━━ Dataset content ━━
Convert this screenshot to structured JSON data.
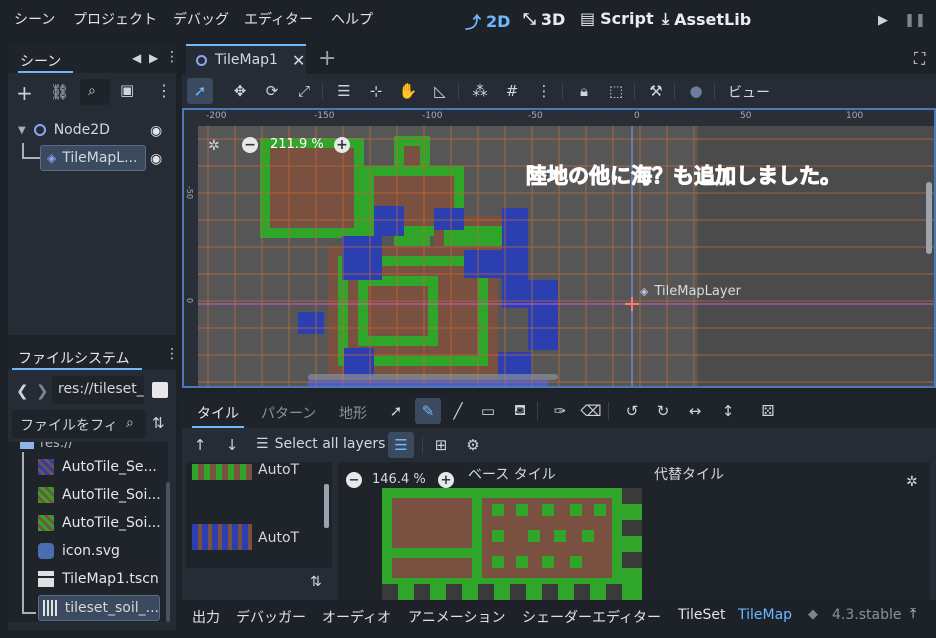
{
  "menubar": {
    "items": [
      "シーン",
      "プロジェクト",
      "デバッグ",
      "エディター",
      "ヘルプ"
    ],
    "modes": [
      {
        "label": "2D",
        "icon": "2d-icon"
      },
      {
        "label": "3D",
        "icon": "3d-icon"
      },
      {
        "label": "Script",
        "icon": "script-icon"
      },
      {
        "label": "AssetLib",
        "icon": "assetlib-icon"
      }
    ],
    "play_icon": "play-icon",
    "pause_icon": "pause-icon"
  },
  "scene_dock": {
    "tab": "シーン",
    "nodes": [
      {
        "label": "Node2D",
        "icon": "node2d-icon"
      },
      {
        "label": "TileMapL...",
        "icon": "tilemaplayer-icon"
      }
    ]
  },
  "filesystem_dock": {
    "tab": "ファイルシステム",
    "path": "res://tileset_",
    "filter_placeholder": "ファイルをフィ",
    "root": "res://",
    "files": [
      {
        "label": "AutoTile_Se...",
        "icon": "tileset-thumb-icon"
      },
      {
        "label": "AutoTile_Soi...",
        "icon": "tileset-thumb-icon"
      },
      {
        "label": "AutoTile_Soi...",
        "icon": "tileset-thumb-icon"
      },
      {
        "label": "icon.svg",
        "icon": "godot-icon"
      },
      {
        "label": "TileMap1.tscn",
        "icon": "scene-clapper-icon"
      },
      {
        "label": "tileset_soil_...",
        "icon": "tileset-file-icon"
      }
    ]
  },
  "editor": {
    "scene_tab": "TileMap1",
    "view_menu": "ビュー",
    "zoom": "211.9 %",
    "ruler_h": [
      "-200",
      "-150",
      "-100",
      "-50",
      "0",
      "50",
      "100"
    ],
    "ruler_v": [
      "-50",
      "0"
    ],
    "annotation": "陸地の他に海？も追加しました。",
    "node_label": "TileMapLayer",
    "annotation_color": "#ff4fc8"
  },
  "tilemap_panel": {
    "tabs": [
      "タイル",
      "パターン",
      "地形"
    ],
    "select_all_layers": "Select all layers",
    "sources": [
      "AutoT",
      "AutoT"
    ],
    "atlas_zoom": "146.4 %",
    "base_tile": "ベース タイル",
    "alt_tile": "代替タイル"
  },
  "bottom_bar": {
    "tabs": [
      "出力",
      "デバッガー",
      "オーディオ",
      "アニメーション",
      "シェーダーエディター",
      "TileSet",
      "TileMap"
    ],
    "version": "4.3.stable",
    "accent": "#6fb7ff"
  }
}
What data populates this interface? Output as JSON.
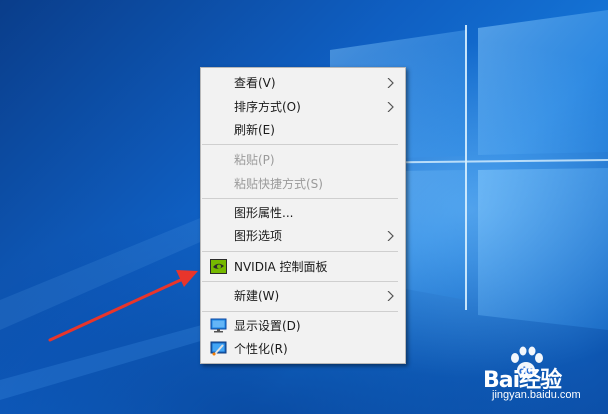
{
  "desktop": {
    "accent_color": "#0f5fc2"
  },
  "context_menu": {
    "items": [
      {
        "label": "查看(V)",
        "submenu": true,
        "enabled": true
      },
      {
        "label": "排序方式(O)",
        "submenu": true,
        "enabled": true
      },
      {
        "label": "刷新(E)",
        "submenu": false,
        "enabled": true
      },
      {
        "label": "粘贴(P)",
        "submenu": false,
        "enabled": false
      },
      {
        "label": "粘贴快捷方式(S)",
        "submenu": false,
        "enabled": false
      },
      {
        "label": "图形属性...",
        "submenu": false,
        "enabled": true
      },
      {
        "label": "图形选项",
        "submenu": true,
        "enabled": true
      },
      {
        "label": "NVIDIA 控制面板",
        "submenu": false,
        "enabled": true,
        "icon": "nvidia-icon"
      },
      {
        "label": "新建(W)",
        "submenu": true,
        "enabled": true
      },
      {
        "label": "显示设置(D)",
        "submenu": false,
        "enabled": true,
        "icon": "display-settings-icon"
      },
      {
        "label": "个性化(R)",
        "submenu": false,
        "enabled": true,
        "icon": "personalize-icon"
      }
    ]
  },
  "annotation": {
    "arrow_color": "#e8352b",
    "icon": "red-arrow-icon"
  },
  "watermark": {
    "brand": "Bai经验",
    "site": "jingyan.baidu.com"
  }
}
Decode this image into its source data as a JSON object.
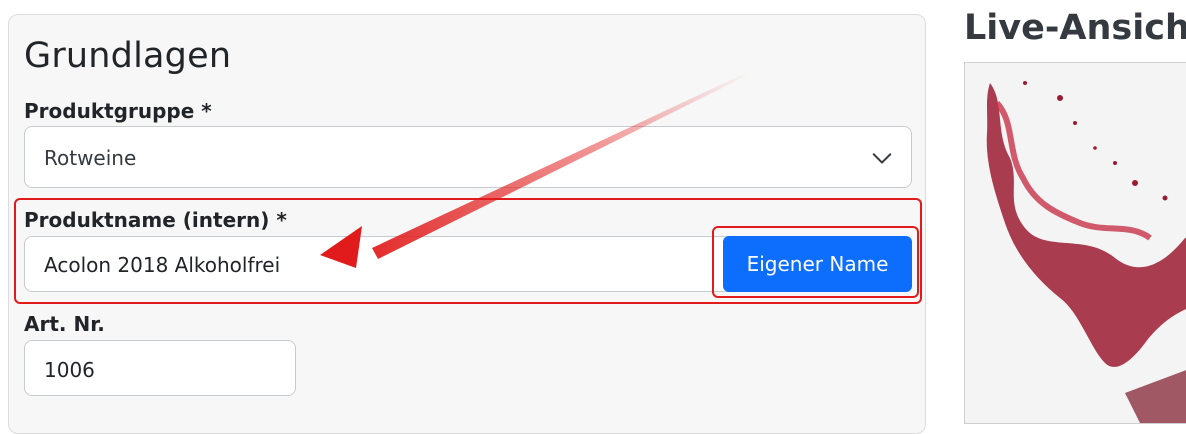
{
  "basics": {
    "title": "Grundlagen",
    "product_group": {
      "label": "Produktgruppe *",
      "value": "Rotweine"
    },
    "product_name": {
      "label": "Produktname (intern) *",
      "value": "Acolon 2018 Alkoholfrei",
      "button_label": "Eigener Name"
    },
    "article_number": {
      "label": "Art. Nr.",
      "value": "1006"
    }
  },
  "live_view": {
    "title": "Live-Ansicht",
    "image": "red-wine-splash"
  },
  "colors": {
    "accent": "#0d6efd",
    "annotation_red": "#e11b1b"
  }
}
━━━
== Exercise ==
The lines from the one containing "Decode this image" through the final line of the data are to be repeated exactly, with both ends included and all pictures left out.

== Answer box ==
Decode this image into its source data as a JSON object.
{
  "basics": {
    "title": "Grundlagen",
    "product_group": {
      "label": "Produktgruppe *",
      "value": "Rotweine"
    },
    "product_name": {
      "label": "Produktname (intern) *",
      "value": "Acolon 2018 Alkoholfrei",
      "button_label": "Eigener Name"
    },
    "article_number": {
      "label": "Art. Nr.",
      "value": "1006"
    }
  },
  "live_view": {
    "title": "Live-Ansicht",
    "image": "red-wine-splash"
  },
  "colors": {
    "accent": "#0d6efd",
    "annotation_red": "#e11b1b"
  }
}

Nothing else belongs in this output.